→ Website and app data records:
====
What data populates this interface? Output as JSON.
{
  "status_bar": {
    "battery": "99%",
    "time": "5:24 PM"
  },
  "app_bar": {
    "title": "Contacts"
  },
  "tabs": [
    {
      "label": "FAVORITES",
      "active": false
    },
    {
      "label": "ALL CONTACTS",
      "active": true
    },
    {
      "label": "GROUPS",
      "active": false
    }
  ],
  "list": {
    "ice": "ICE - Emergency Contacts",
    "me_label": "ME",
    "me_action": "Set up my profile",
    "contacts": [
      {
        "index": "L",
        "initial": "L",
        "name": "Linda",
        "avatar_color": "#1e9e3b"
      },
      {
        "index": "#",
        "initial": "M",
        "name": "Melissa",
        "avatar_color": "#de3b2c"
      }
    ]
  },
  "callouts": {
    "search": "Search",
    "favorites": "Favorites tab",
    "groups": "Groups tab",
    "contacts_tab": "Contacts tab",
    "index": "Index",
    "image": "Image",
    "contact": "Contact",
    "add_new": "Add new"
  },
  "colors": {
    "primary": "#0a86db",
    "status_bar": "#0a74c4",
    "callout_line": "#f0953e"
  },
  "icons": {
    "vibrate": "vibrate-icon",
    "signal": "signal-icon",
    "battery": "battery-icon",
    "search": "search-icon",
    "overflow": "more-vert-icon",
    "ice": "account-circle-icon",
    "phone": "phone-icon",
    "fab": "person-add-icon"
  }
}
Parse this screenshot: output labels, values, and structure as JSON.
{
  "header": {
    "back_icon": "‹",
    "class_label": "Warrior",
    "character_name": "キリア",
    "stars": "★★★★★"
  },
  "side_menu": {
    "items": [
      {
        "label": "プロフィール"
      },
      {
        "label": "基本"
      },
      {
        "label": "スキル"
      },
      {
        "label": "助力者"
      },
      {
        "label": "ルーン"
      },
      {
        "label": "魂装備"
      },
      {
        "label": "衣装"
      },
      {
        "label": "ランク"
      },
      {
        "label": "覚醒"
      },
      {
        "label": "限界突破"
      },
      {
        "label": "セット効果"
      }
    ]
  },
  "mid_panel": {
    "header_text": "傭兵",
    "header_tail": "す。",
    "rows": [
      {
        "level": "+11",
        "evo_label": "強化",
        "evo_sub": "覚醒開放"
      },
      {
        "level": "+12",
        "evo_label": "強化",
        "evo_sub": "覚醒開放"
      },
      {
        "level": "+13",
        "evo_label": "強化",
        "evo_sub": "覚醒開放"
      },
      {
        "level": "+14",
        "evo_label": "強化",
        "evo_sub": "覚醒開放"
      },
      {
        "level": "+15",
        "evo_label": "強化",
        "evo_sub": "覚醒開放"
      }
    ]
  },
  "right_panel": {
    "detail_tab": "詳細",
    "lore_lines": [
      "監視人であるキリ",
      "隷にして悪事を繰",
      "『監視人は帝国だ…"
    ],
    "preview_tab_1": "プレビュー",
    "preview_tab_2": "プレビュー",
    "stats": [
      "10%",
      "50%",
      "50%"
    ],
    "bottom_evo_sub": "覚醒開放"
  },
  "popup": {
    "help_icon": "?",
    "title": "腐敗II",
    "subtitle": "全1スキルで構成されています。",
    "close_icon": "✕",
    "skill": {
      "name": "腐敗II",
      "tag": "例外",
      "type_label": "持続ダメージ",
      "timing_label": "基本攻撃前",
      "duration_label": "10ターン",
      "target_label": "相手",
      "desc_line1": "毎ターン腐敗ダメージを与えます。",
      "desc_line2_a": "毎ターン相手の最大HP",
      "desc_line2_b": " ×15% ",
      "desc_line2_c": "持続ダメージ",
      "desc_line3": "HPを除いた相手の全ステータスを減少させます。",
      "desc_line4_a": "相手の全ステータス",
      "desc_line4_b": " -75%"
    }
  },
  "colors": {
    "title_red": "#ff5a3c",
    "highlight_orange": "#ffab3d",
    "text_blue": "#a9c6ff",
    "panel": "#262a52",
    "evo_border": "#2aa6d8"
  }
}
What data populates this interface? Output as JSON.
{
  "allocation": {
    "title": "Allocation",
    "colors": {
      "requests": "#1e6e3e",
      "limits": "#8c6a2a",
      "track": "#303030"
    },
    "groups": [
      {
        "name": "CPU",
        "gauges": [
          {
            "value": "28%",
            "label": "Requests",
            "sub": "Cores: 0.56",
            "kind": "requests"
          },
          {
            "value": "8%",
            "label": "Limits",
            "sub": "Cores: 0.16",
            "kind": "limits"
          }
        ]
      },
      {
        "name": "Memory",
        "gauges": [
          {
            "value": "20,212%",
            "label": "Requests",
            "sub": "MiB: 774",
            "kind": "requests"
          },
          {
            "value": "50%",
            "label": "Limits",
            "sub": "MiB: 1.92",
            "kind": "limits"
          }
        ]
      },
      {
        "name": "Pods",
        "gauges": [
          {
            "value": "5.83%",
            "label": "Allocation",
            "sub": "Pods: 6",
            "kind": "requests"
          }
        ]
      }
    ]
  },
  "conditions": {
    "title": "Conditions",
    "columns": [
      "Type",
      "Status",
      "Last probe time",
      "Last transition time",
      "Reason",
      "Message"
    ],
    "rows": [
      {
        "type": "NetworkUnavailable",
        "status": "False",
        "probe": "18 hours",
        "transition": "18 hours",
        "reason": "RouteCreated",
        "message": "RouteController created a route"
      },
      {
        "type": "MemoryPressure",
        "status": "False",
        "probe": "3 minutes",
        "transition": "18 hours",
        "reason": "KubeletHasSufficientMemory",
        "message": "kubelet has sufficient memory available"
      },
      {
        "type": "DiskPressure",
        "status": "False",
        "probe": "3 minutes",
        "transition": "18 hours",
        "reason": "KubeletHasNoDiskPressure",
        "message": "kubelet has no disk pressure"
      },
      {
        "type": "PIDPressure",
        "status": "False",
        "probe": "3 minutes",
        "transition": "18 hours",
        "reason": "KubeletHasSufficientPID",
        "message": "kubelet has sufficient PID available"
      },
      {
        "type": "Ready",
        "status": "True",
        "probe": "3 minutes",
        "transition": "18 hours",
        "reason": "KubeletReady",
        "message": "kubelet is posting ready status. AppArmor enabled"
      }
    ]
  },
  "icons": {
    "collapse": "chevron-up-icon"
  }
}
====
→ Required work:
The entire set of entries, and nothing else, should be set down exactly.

→ Reply:
What data populates this interface? Output as JSON.
{
  "status_bar": {
    "battery": "99%",
    "time": "5:24 PM"
  },
  "app_bar": {
    "title": "Contacts"
  },
  "tabs": [
    {
      "label": "FAVORITES",
      "active": false
    },
    {
      "label": "ALL CONTACTS",
      "active": true
    },
    {
      "label": "GROUPS",
      "active": false
    }
  ],
  "list": {
    "ice": "ICE - Emergency Contacts",
    "me_label": "ME",
    "me_action": "Set up my profile",
    "contacts": [
      {
        "index": "L",
        "initial": "L",
        "name": "Linda",
        "avatar_color": "#1e9e3b"
      },
      {
        "index": "#",
        "initial": "M",
        "name": "Melissa",
        "avatar_color": "#de3b2c"
      }
    ]
  },
  "callouts": {
    "search": "Search",
    "favorites": "Favorites tab",
    "groups": "Groups tab",
    "contacts_tab": "Contacts tab",
    "index": "Index",
    "image": "Image",
    "contact": "Contact",
    "add_new": "Add new"
  },
  "colors": {
    "primary": "#0a86db",
    "status_bar": "#0a74c4",
    "callout_line": "#f0953e"
  },
  "icons": {
    "vibrate": "vibrate-icon",
    "signal": "signal-icon",
    "battery": "battery-icon",
    "search": "search-icon",
    "overflow": "more-vert-icon",
    "ice": "account-circle-icon",
    "phone": "phone-icon",
    "fab": "person-add-icon"
  }
}
Parse this screenshot: output labels, values, and structure as JSON.
{
  "header": {
    "back_icon": "‹",
    "class_label": "Warrior",
    "character_name": "キリア",
    "stars": "★★★★★"
  },
  "side_menu": {
    "items": [
      {
        "label": "プロフィール"
      },
      {
        "label": "基本"
      },
      {
        "label": "スキル"
      },
      {
        "label": "助力者"
      },
      {
        "label": "ルーン"
      },
      {
        "label": "魂装備"
      },
      {
        "label": "衣装"
      },
      {
        "label": "ランク"
      },
      {
        "label": "覚醒"
      },
      {
        "label": "限界突破"
      },
      {
        "label": "セット効果"
      }
    ]
  },
  "mid_panel": {
    "header_text": "傭兵",
    "header_tail": "す。",
    "rows": [
      {
        "level": "+11",
        "evo_label": "強化",
        "evo_sub": "覚醒開放"
      },
      {
        "level": "+12",
        "evo_label": "強化",
        "evo_sub": "覚醒開放"
      },
      {
        "level": "+13",
        "evo_label": "強化",
        "evo_sub": "覚醒開放"
      },
      {
        "level": "+14",
        "evo_label": "強化",
        "evo_sub": "覚醒開放"
      },
      {
        "level": "+15",
        "evo_label": "強化",
        "evo_sub": "覚醒開放"
      }
    ]
  },
  "right_panel": {
    "detail_tab": "詳細",
    "lore_lines": [
      "監視人であるキリ",
      "隷にして悪事を繰",
      "『監視人は帝国だ…"
    ],
    "preview_tab_1": "プレビュー",
    "preview_tab_2": "プレビュー",
    "stats": [
      "10%",
      "50%",
      "50%"
    ],
    "bottom_evo_sub": "覚醒開放"
  },
  "popup": {
    "help_icon": "?",
    "title": "腐敗II",
    "subtitle": "全1スキルで構成されています。",
    "close_icon": "✕",
    "skill": {
      "name": "腐敗II",
      "tag": "例外",
      "type_label": "持続ダメージ",
      "timing_label": "基本攻撃前",
      "duration_label": "10ターン",
      "target_label": "相手",
      "desc_line1": "毎ターン腐敗ダメージを与えます。",
      "desc_line2_a": "毎ターン相手の最大HP",
      "desc_line2_b": " ×15% ",
      "desc_line2_c": "持続ダメージ",
      "desc_line3": "HPを除いた相手の全ステータスを減少させます。",
      "desc_line4_a": "相手の全ステータス",
      "desc_line4_b": " -75%"
    }
  },
  "colors": {
    "title_red": "#ff5a3c",
    "highlight_orange": "#ffab3d",
    "text_blue": "#a9c6ff",
    "panel": "#262a52",
    "evo_border": "#2aa6d8"
  }
}
What data populates this interface? Output as JSON.
{
  "allocation": {
    "title": "Allocation",
    "colors": {
      "requests": "#1e6e3e",
      "limits": "#8c6a2a",
      "track": "#303030"
    },
    "groups": [
      {
        "name": "CPU",
        "gauges": [
          {
            "value": "28%",
            "label": "Requests",
            "sub": "Cores: 0.56",
            "kind": "requests"
          },
          {
            "value": "8%",
            "label": "Limits",
            "sub": "Cores: 0.16",
            "kind": "limits"
          }
        ]
      },
      {
        "name": "Memory",
        "gauges": [
          {
            "value": "20,212%",
            "label": "Requests",
            "sub": "MiB: 774",
            "kind": "requests"
          },
          {
            "value": "50%",
            "label": "Limits",
            "sub": "MiB: 1.92",
            "kind": "limits"
          }
        ]
      },
      {
        "name": "Pods",
        "gauges": [
          {
            "value": "5.83%",
            "label": "Allocation",
            "sub": "Pods: 6",
            "kind": "requests"
          }
        ]
      }
    ]
  },
  "conditions": {
    "title": "Conditions",
    "columns": [
      "Type",
      "Status",
      "Last probe time",
      "Last transition time",
      "Reason",
      "Message"
    ],
    "rows": [
      {
        "type": "NetworkUnavailable",
        "status": "False",
        "probe": "18 hours",
        "transition": "18 hours",
        "reason": "RouteCreated",
        "message": "RouteController created a route"
      },
      {
        "type": "MemoryPressure",
        "status": "False",
        "probe": "3 minutes",
        "transition": "18 hours",
        "reason": "KubeletHasSufficientMemory",
        "message": "kubelet has sufficient memory available"
      },
      {
        "type": "DiskPressure",
        "status": "False",
        "probe": "3 minutes",
        "transition": "18 hours",
        "reason": "KubeletHasNoDiskPressure",
        "message": "kubelet has no disk pressure"
      },
      {
        "type": "PIDPressure",
        "status": "False",
        "probe": "3 minutes",
        "transition": "18 hours",
        "reason": "KubeletHasSufficientPID",
        "message": "kubelet has sufficient PID available"
      },
      {
        "type": "Ready",
        "status": "True",
        "probe": "3 minutes",
        "transition": "18 hours",
        "reason": "KubeletReady",
        "message": "kubelet is posting ready status. AppArmor enabled"
      }
    ]
  },
  "icons": {
    "collapse": "chevron-up-icon"
  }
}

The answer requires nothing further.